(Records excerpted from a collection)
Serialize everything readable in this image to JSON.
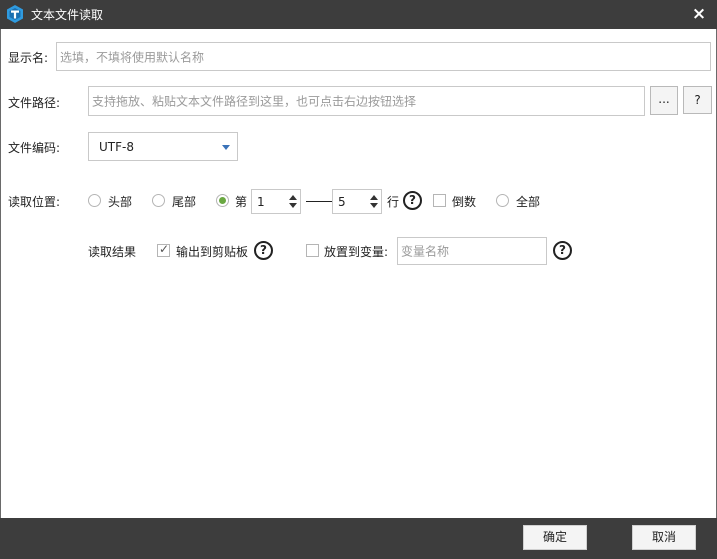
{
  "window": {
    "title": "文本文件读取",
    "close_icon": "×"
  },
  "display_name": {
    "label": "显示名:",
    "placeholder": "选填，不填将使用默认名称"
  },
  "file_path": {
    "label": "文件路径:",
    "placeholder": "支持拖放、粘贴文本文件路径到这里，也可点击右边按钮选择",
    "browse_label": "...",
    "help_label": "?"
  },
  "encoding": {
    "label": "文件编码:",
    "value": "UTF-8"
  },
  "read_position": {
    "label": "读取位置:",
    "options": [
      "头部",
      "尾部",
      "第"
    ],
    "start_line": "1",
    "end_line": "5",
    "unit": "行",
    "reverse_label": "倒数",
    "all_label": "全部",
    "help": "?"
  },
  "read_result": {
    "label": "读取结果",
    "clipboard_label": "输出到剪贴板",
    "clipboard_help": "?",
    "variable_label": "放置到变量:",
    "variable_placeholder": "变量名称",
    "variable_help": "?"
  },
  "footer": {
    "ok_label": "确定",
    "cancel_label": "取消"
  },
  "colors": {
    "titlebar": "#3d3d3d",
    "accent_radio": "#6aa842",
    "select_caret": "#3a72b8"
  }
}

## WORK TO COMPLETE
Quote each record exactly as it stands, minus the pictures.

## SOLUTION FOR THIS EXERCISE
Serialize everything readable in this image to JSON.
{
  "window": {
    "title": "文本文件读取",
    "close_icon": "×"
  },
  "display_name": {
    "label": "显示名:",
    "placeholder": "选填，不填将使用默认名称"
  },
  "file_path": {
    "label": "文件路径:",
    "placeholder": "支持拖放、粘贴文本文件路径到这里，也可点击右边按钮选择",
    "browse_label": "...",
    "help_label": "?"
  },
  "encoding": {
    "label": "文件编码:",
    "value": "UTF-8"
  },
  "read_position": {
    "label": "读取位置:",
    "options": [
      "头部",
      "尾部",
      "第"
    ],
    "start_line": "1",
    "end_line": "5",
    "unit": "行",
    "reverse_label": "倒数",
    "all_label": "全部",
    "help": "?"
  },
  "read_result": {
    "label": "读取结果",
    "clipboard_label": "输出到剪贴板",
    "clipboard_help": "?",
    "variable_label": "放置到变量:",
    "variable_placeholder": "变量名称",
    "variable_help": "?"
  },
  "footer": {
    "ok_label": "确定",
    "cancel_label": "取消"
  },
  "colors": {
    "titlebar": "#3d3d3d",
    "accent_radio": "#6aa842",
    "select_caret": "#3a72b8"
  }
}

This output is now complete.